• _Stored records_
------------------------------------------------------------

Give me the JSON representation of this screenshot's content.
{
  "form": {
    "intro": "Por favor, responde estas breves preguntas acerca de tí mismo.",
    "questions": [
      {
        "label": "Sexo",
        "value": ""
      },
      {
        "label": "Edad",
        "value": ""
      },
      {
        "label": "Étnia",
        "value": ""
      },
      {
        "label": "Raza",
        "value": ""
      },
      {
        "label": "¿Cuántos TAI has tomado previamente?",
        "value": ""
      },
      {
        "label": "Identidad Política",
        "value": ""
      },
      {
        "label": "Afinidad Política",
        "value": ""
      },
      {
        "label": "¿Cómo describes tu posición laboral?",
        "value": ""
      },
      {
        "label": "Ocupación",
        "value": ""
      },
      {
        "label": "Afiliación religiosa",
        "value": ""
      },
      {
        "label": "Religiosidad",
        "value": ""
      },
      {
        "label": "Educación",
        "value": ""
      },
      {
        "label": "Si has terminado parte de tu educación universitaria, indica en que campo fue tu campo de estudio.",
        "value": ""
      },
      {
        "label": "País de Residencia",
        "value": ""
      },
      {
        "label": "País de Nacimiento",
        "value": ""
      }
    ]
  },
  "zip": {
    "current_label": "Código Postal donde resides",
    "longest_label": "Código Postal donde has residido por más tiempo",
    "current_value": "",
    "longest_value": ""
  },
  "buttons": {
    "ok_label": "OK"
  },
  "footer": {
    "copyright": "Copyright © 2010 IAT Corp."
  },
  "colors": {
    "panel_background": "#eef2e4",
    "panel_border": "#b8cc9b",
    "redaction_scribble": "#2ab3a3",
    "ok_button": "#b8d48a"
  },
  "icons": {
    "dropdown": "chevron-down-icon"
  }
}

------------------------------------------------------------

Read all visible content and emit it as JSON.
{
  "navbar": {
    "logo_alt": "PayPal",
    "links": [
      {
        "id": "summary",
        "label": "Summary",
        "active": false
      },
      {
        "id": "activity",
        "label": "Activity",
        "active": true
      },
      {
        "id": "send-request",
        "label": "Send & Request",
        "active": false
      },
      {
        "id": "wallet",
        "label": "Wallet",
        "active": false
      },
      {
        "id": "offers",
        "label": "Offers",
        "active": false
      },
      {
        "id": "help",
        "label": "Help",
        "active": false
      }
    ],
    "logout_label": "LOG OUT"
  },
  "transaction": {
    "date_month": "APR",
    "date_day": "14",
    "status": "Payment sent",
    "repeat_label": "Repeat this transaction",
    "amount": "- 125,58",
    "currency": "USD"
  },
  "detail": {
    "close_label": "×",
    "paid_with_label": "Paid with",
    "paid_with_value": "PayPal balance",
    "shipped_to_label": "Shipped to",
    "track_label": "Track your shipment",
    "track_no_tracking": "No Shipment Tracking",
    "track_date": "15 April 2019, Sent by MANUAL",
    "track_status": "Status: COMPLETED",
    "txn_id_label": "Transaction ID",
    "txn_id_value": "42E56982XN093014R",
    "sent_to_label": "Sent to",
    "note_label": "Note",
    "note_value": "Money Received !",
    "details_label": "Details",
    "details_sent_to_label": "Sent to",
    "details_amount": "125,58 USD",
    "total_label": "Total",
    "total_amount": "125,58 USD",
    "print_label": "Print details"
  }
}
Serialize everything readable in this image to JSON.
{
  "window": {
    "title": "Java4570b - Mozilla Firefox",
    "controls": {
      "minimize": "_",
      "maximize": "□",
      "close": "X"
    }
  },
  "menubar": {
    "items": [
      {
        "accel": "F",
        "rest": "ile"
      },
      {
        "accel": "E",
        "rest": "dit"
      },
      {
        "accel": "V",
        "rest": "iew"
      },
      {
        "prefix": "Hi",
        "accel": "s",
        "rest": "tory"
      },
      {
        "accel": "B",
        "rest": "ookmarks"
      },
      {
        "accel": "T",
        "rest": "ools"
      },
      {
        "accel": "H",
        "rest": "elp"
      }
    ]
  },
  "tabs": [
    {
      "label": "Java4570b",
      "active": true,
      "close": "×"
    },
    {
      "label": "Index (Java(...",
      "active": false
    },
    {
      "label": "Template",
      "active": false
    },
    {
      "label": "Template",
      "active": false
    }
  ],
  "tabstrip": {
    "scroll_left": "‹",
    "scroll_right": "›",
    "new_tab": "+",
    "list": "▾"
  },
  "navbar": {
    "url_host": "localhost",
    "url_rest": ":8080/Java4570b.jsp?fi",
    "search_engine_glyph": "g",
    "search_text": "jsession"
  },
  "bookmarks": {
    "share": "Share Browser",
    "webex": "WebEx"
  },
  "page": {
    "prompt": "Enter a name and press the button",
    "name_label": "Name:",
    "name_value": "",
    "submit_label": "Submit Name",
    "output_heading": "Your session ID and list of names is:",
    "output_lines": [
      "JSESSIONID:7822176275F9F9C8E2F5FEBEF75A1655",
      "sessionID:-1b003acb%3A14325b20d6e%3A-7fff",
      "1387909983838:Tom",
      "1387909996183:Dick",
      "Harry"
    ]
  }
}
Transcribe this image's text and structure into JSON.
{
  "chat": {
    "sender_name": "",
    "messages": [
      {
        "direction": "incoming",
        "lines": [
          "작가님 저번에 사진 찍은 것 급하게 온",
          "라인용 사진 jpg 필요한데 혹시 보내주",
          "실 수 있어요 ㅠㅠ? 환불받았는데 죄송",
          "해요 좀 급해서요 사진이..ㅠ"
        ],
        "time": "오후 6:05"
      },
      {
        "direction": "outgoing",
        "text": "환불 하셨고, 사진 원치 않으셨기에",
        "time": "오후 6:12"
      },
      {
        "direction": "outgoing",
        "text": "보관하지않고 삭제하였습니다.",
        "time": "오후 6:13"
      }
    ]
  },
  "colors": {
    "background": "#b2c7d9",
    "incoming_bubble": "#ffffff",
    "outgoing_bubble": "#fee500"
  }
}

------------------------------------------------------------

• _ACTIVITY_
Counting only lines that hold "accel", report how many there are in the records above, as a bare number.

• _EXPECTED OUTPUT_
7